Human Trafficking: Right in Your Backyard

You see them every day, young adolescence, teens, and even adults, trapped in an underground world of human trafficking. The crime is not just subject to females; many males too, live in the shadows of this secret society. The apparent age difference of the couple living two houses down. No one would think twice about that, he is just a bit older than his wife, no need to be alarmed. You see the teenage boy who looks to be having lunch with his uncle and grandfather at the corner diner, but never lifts his eyes from the table. Going about everyday life can sometimes be deceiving as to what is really happening right in your own backyard.

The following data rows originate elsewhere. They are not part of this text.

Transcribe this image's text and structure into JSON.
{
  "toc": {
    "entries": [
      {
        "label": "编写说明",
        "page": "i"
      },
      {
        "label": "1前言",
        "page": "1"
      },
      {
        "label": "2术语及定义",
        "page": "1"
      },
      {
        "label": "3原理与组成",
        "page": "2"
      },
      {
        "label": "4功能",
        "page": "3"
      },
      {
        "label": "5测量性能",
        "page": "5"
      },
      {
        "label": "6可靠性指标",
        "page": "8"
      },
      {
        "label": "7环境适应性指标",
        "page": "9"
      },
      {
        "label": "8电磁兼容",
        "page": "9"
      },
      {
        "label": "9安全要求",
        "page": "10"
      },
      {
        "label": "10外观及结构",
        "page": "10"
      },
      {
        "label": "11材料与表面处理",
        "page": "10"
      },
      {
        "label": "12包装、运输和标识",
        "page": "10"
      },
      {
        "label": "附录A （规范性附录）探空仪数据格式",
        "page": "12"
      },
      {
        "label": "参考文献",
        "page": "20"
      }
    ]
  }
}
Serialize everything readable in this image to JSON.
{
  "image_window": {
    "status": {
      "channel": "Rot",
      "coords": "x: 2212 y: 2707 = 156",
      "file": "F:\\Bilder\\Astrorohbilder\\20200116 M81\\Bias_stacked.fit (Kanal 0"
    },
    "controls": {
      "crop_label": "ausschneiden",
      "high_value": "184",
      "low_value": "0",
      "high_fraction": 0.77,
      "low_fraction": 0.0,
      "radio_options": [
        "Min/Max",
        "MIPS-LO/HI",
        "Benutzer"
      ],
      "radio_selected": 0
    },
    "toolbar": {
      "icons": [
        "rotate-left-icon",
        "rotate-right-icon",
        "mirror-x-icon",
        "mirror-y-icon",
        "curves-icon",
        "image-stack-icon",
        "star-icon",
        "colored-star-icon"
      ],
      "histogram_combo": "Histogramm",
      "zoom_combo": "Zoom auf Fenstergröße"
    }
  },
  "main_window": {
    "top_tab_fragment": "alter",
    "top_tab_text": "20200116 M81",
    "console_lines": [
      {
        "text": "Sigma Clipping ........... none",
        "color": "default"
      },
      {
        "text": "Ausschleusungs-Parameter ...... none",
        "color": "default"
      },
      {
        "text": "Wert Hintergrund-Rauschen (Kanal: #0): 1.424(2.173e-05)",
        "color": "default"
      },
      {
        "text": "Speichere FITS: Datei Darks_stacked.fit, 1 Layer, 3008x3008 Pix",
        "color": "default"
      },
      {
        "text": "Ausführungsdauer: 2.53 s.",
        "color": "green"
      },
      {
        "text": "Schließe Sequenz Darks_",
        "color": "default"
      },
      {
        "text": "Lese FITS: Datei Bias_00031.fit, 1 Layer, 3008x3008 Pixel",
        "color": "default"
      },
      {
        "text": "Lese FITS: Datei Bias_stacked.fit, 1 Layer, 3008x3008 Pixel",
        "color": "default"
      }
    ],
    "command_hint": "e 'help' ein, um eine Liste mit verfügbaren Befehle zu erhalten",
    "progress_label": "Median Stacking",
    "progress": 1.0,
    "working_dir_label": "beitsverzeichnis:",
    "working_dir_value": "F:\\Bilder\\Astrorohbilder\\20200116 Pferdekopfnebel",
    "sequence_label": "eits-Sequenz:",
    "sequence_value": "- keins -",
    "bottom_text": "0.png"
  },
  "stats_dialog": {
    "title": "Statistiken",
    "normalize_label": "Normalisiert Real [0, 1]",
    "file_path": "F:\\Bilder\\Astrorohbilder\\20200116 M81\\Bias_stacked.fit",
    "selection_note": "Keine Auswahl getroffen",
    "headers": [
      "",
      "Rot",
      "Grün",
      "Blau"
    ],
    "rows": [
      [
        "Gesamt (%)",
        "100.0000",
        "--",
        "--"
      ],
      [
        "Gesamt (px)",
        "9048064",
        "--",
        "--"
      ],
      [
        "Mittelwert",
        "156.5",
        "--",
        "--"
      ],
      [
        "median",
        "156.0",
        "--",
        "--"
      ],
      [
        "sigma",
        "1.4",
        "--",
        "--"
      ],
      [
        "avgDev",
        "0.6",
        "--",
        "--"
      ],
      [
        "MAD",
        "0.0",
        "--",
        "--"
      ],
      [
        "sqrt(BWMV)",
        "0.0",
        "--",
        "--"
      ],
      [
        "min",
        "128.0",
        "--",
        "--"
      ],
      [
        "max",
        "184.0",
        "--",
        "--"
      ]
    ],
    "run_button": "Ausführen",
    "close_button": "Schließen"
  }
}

There are many forms of human trafficking, sex trafficking, child sex trafficking, and labor trafficking. These crimes can be very difficult to identify. According to Mark Bond, Assistant Professor of Criminal Justice at American Public University System, in a October 2014 LinkedIn article titled, “Human Trafficking: Law Enforcement Awareness”, he states; “human trafficking can be a difficult crime for local law enforcement to recognize, and often misidentified during the initial law enforcement encounter as a possible prostitution problem, domestic argument, workplace altercation, etc.”

On June 1, Michigan Attorney General Bill Schuette spoke on the growing crime of human trafficking in the great lakes state at a Zonta Club meeting. Here he discussed how he and other members of government and law enforcement want to bring more public awareness for citizens, training for police and first responders on how to spot signs and what are some triggers of those who might be victims of human trafficking and legislative recommendations on how to protect victims and stricter laws on the perpetrators.

Here is a list of indicators for human trafficking Professor Mark Bond listed in his article:

  • Evidence the person is being controlled, captive, or imprisoned
  • Non-English speaking and no passport or identification
  • Evidence that the person is not free to leave their job at will
  • Signs of physical abuse
  • No address or family contact
  • Another person speaks for the person
  • Indication that juvenile is a runaway
  • Noticeable age difference between older male and a younger woman.

There are many national and local organizations fighting to end human trafficking across America and the world. Attorney Schuette mentioned that the girls who are lured into this underground world often are experiencing the absence of love and relationship in their home life. Lindsey Fischer heads an outreach organization called All Worthy of Love where she has teams that take to the streets each week to “love” girls and women out of the life of human trafficking. She mentioned in a short Facebook video that building relationship with the women on the street is most difficult and most important thing. They make it a point to remember the ladies and to call them by name, identity changes everything.

Here are questions to ask if human trafficking is suspected.